A more plausible theory is that keeping Mr Hunt waiting for hours in a draughty corridor before telling him that there was nothing really wrong with him and sending him home appealed to Mrs May’s keen sense of fun.
Mr Hunt certainly appeared to enjoy the joke. He left wearing his trademark expression of the cat who has been awarded distribution rights in perpetuity to the global cream franchise.
While the charade of the reshuffle was played out for the sake of the media, ordinary people were bearing the brunt of the crisis. Ordinary people like Simon, who hasn’t left his sixth floor flat in south London for weeks because he’s terrified of going down with something that could be bad for his career.
Simon and his flatmates, who also work as NHS managers, have chosen self-imposed quarantine rather than run the risk of catching a nasty cold from one of the many journalists who roam the area. “We’re going to wrap up warm and wait until it all blows over,” Simon said.
“We’re knitting bobble hats and eating Monster Munch. It’s great fun,” he added.
Think-tanks full to capacity
Elsewhere essential services are close to collapse. Frontline professionals at some of London’s major think-tanks are ending their shifts in tears as demand for thinking reaches unprecedented levels.
“We’re close to capacity already. Even if you gave us more thoughts, there’s nowhere we could put them,” said one.
Despite promises to “keep publishing the same thing over and over again” healthcare analysts privately doubt whether the think-tank sector can survive without massive further investment.

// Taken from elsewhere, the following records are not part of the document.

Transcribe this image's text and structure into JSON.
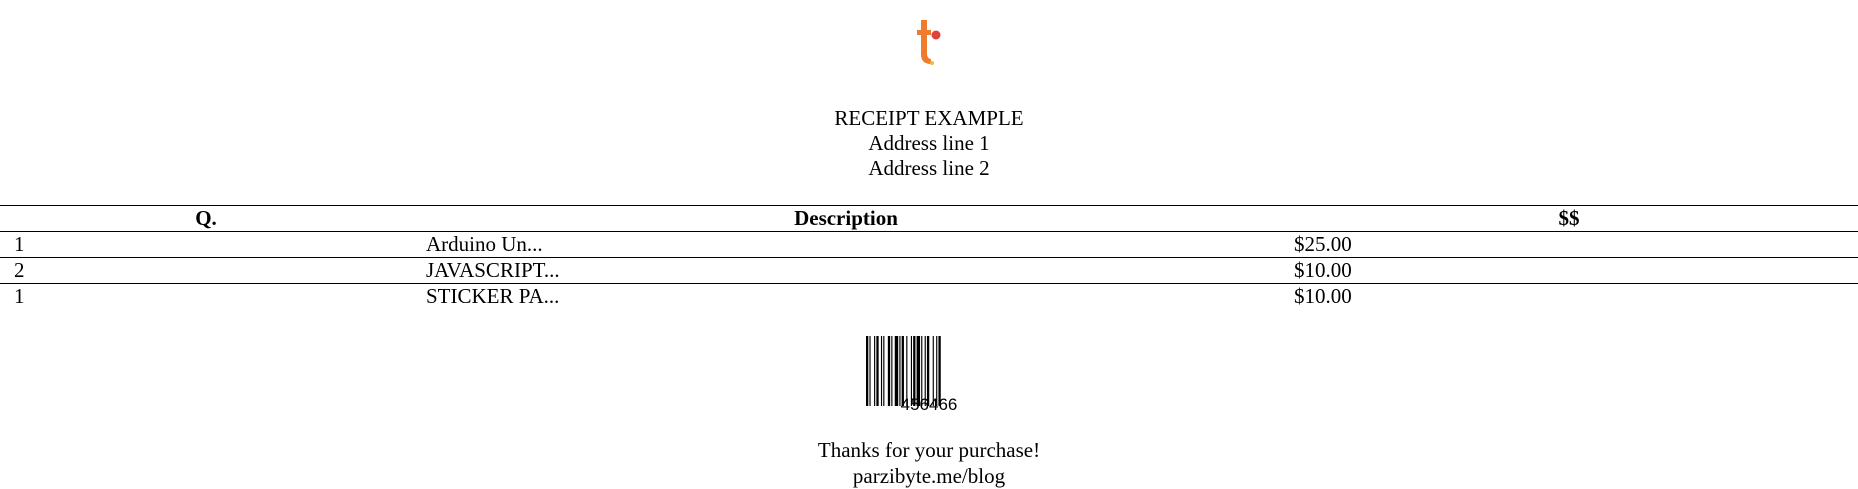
{
  "header": {
    "title": "RECEIPT EXAMPLE",
    "address_line_1": "Address line 1",
    "address_line_2": "Address line 2"
  },
  "table": {
    "columns": [
      "Q.",
      "Description",
      "$$"
    ],
    "rows": [
      {
        "q": "1",
        "description": "Arduino Un...",
        "amount": "$25.00"
      },
      {
        "q": "2",
        "description": "JAVASCRIPT...",
        "amount": "$10.00"
      },
      {
        "q": "1",
        "description": "STICKER PA...",
        "amount": "$10.00"
      }
    ]
  },
  "barcode": {
    "number": "456466"
  },
  "footer": {
    "thanks": "Thanks for your purchase!",
    "website": "parzibyte.me/blog"
  },
  "colors": {
    "logo_orange": "#f07a2e",
    "logo_red": "#e0413c",
    "logo_yellow": "#f6b830"
  },
  "icons": {
    "logo": "brand-logo-icon"
  }
}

The prime minister confirmed that universal access to think-tanks was the government’s second highest priority after the 25-year target for a 5p charge on all new carrier bags.
Political editor: Julian Patterson